GLOSSARY Ajahn — the Thai word for ‘teacher’; often used as the title of the senior monk or monks at a monastery. This is also spelt ‘achaan’, ‘acharn’ (and several other ways — all derived from the Pali word ‘acariya’). Bhikkhu — alms mendicant; the term for a monk, who lives on alms and abides by training precepts which define a life of renunciation and morality. Buddha rupa — an image of the Buddha dependent origination — a step-by-step presentation of how suffering arises dependent on ignorance and desire, and ceases with their cessation. dhamma — a phenomenon when seen as an aspect of the universe, rather than identified with as personal. When capitalised, it refers to the teaching of the Buddha as contained in the scriptures or the Ultimate Truth towards which the teaching points. (In Sanskrit: ‘dharma’) kamma — action or cause which is created or recreated by habitual impulse, volitions, natural energies.
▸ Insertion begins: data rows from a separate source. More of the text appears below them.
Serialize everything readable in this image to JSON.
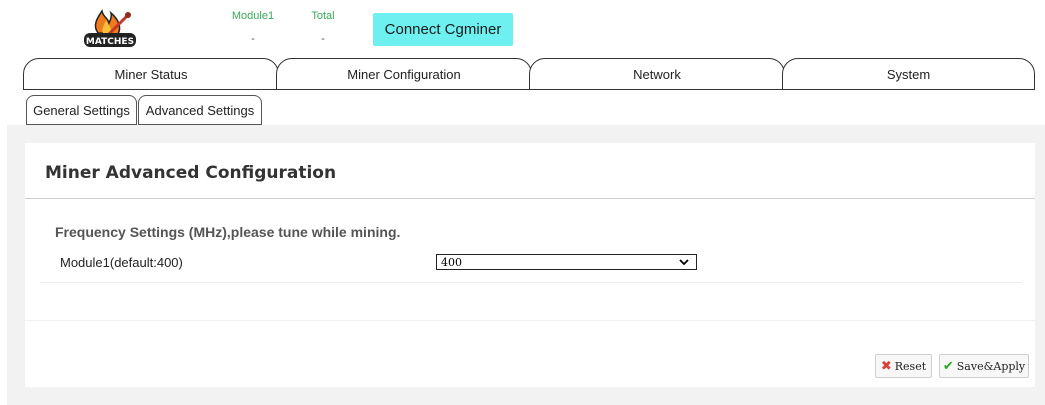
{
  "header": {
    "logo_text": "MATCHES",
    "stats": [
      {
        "label": "Module1",
        "value": "-"
      },
      {
        "label": "Total",
        "value": "-"
      }
    ],
    "connect_label": "Connect Cgminer"
  },
  "main_tabs": [
    {
      "label": "Miner Status"
    },
    {
      "label": "Miner Configuration"
    },
    {
      "label": "Network"
    },
    {
      "label": "System"
    }
  ],
  "sub_tabs": [
    {
      "label": "General Settings"
    },
    {
      "label": "Advanced Settings"
    }
  ],
  "panel": {
    "title": "Miner Advanced Configuration",
    "section_title": "Frequency Settings (MHz),please tune while mining.",
    "fields": [
      {
        "label": "Module1(default:400)",
        "value": "400"
      }
    ]
  },
  "actions": {
    "reset_label": "Reset",
    "save_label": "Save&Apply"
  },
  "colors": {
    "connect_button": "#6ff0f0",
    "stat_label": "#3aaa5c",
    "reset_icon": "#d9413a",
    "save_icon": "#2aa52a",
    "content_background": "#f2f2f2"
  },
  "icons": [
    "matches-logo-icon",
    "chevron-down-icon",
    "close-icon",
    "checkmark-icon"
  ]
}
In popular usage, it often includes the sense of the result or effect of the action, although the proper term for this is vipaka. (In Sanskrit: karma) Observance Day (in Pali: Uposatha) — a sacred day or ‘sabbath’, occurring every lunar fortnight. On this day, Buddhists re-affirm their Dhamma practice in terms of precepts and meditation. Tipitaka — literally means ‘three baskets’ — the collections of the Buddhist Scriptures, classified according to Sutta (Discourses), Vinaya (Discipline or Training) and Abhidhamma (Metaphysics). 70